Christopher McComb

Chris McComb
Associate Professor, Department of Mechanical Engineering, Carnegie Mellon University


Newell-Simon Hall 1305



"A Tool, A Teammate, A Coach:  Human+AICollaboration in Design"

Increasingly powerful artificial intelligence (AI) resources are accelerating the pace of engineering and design. At the same time, interacting with these AI resources stands to fundamentally change the way that we, as humans, create solutions to challenging engineering problems. This seminar will explore cutting edge research at the intersection of the products we create, the AI systems that we use, and the teams that we work with. The beginning the talk will examine AI-driven approaches to design synthesis, and explore how such AI tools change human approaches to design. This will motivate the application of AI models within teams and organizations as a teammate or coach, with results from several large team-based experiments. The end of the talk will help to identify research needs for the continued development of AI Engineering, Design for AI, and other emerging concepts.

Speaker's Bio

Christopher McComb is a faculty member in Carnegie Mellon University’s Department of Mechanical Engineering. His lab, the Design Research Collective, advances interdisciplinary design research by merging perspectives from engineering, manufacturing, psychology, and computer science. He also serves as the Director of the Human+AI Design Initiative, an interdisciplinary and international group of researchers focused on application of human-AI collaboration to design. His research interests include human social systems in design and engineering; machine learning for engineering design; human-AI collaboration and teaming; computation for advanced manufacturing; and STEM education; with funding from NSF, DARPA, and private corporations. He received dual B.S. degrees in civil and mechanical engineering from California State University-Fresno. He later attended Carnegie Mellon University as a National Science Foundation Graduate Research Fellow, where he obtained his M.S. and Ph.D. in mechanical engineering.
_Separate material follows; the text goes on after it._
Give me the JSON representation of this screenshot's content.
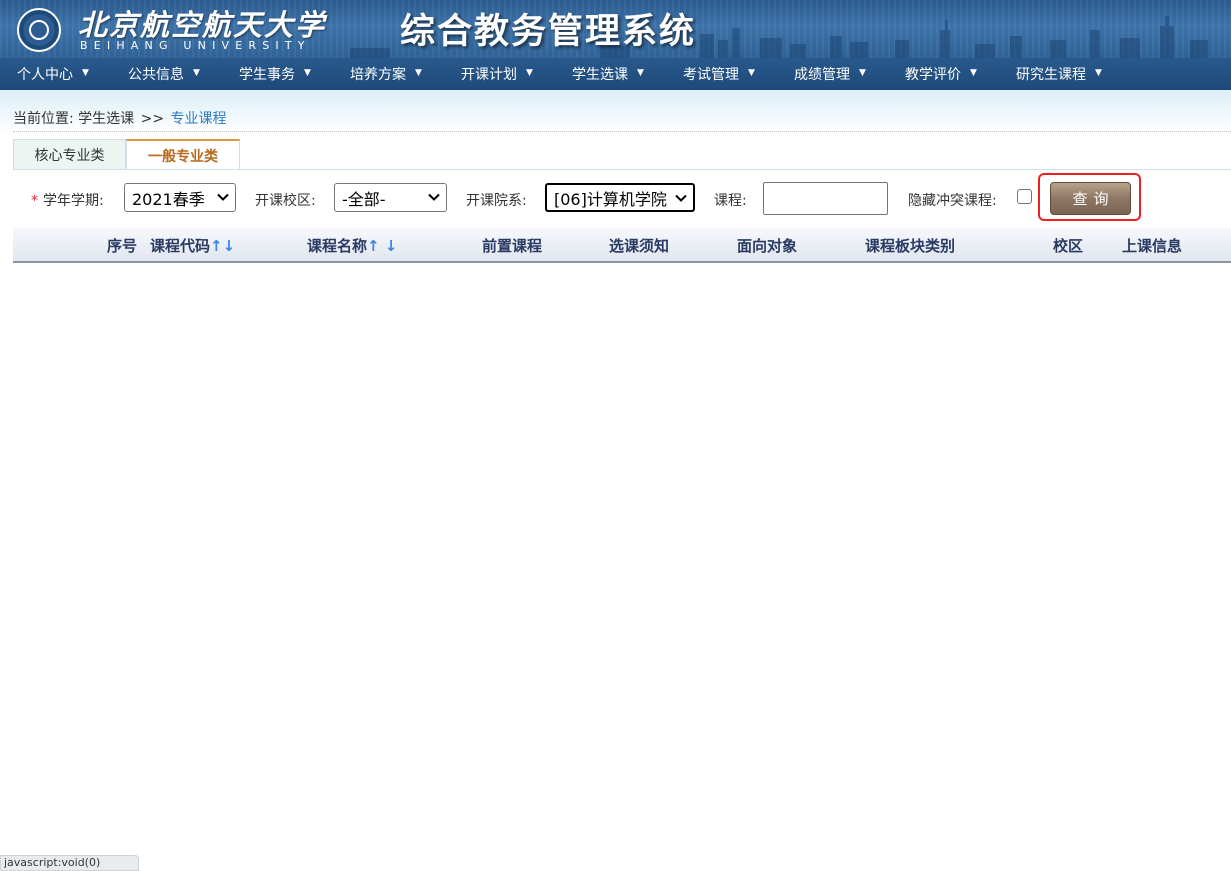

Speaker's Website

Design Research Collective website
Design Research Collective website